Meta considers EU shut down in the absence of a framework for the storage of EU data on US servers.
Representatives from Meta have spoken up about the possibility of the company having to shut down Instagram and Facebook services in the EU, unless a framework is implemented which allows them to store EU data on US servers. A recent annual report from the company made mention that unless there is an option to store, transfer, and process data from its European users on the US based servers which it has always used, Facebook and Instagram may be shut down across the EU.
Meta representatives call for clear global rules to protect transatlantic data flows over the long term.
With current frameworks to enable transatlantic data transfers under heavy scrutiny in Europe, the company is in need of a new framework in order to allow continued operations in the EU. Several businesses have been called to question for their practices of transatlantic data transfers. As a result, Standard Contractual Clauses or SCCs have been used by some companies in order to facilitate these transfers, however it has been suggested that SCCs cannot be used in practice for EU-US transfers.
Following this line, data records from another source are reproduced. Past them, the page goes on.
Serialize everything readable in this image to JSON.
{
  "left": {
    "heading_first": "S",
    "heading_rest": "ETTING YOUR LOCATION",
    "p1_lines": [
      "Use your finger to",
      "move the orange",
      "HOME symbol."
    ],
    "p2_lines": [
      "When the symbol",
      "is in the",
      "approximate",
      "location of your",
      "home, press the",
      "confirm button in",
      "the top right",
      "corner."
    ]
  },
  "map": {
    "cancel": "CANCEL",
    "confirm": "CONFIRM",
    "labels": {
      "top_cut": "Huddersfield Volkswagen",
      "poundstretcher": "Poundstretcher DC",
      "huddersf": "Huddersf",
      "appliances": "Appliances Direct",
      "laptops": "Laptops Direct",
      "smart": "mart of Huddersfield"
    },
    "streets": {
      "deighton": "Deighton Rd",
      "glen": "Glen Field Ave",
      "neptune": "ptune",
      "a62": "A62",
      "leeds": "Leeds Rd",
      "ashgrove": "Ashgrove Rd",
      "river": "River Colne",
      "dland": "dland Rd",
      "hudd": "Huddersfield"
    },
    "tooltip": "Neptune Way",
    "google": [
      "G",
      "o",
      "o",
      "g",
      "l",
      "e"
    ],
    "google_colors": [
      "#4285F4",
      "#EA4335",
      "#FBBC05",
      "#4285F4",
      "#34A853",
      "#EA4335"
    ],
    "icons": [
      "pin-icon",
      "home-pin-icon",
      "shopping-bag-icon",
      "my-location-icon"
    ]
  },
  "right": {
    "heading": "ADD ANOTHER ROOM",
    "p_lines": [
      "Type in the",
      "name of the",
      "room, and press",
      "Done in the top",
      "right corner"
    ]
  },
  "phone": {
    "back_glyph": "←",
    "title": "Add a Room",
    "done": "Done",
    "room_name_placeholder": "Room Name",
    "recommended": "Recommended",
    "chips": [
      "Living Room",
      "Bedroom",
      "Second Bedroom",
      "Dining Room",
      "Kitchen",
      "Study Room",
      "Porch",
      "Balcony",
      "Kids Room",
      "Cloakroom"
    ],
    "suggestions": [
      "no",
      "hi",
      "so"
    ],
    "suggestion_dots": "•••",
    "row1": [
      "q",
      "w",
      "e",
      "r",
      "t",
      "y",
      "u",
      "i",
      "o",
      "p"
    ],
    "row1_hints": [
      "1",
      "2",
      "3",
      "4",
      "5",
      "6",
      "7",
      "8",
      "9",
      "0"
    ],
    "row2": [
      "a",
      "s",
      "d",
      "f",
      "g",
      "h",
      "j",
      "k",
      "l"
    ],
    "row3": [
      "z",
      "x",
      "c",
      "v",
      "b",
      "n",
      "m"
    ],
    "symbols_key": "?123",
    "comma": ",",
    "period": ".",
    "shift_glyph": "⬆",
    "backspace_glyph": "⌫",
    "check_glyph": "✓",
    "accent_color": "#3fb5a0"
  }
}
According to a report from City AM, Nick Clegg, VP of Global Affairs and Communications at Meta said “Businesses need clear, global rules, underpinned by the strong rule of law, to protect transatlantic data flows over the long term.”
Since the invalidation of the Privacy Shield, many companies have had to change the way they operate in an effort to remain in compliance.
Since the invalidation of the Privacy Shield in July 2020, the impact has been felt by businesses all across Europe, which previously used US servers, or used the services of US based companies, which involved the transfer of data from EU users to the US. Due to US laws, European user data which has been transferred to the US may be accessed by US intelligence. As a result several companies have been ordered to cease their use of US cloud services and other US-based service providers. Many companies turned to the use of Standard Contractual Clauses or SCCs in order to facilitate these transfers. Unfortunately, in many cases, this has been found inappropriate as a solution, as SCCs themselves do not protect the data from being accessed by US intelligence. Meta is one of several companies which have been investigated for unlawful data transfers to the US.
While the investigation by the Irish DPC is ongoing, this watchdog has previously ruled against the use of SCCs to facilitate transatlantic data flows.
The Irish DPC communicated with Facebook in August 2020 that the use of Standard Contractual Clauses was not in line with the GDPR. This meant that Facebook had to stop processing European data on American servers. However this preliminary conclusion has been appealed by Facebook and therefore, change has yet to come about. Judges ruled that the investigation by the Irish DPC can continue, with a final verdict expected within the first half of this year. Since the Schrems II decision of the Court of Justice of the EU, an adequate data transfer impact assessment is required for the transfers of the data based on SCCs. The current situation faced by Meta is that it may no longer be feasible to offer its services in the EU, should the use of Standard Contractual Clauses be deemed illegal in their case at the end of the investigation.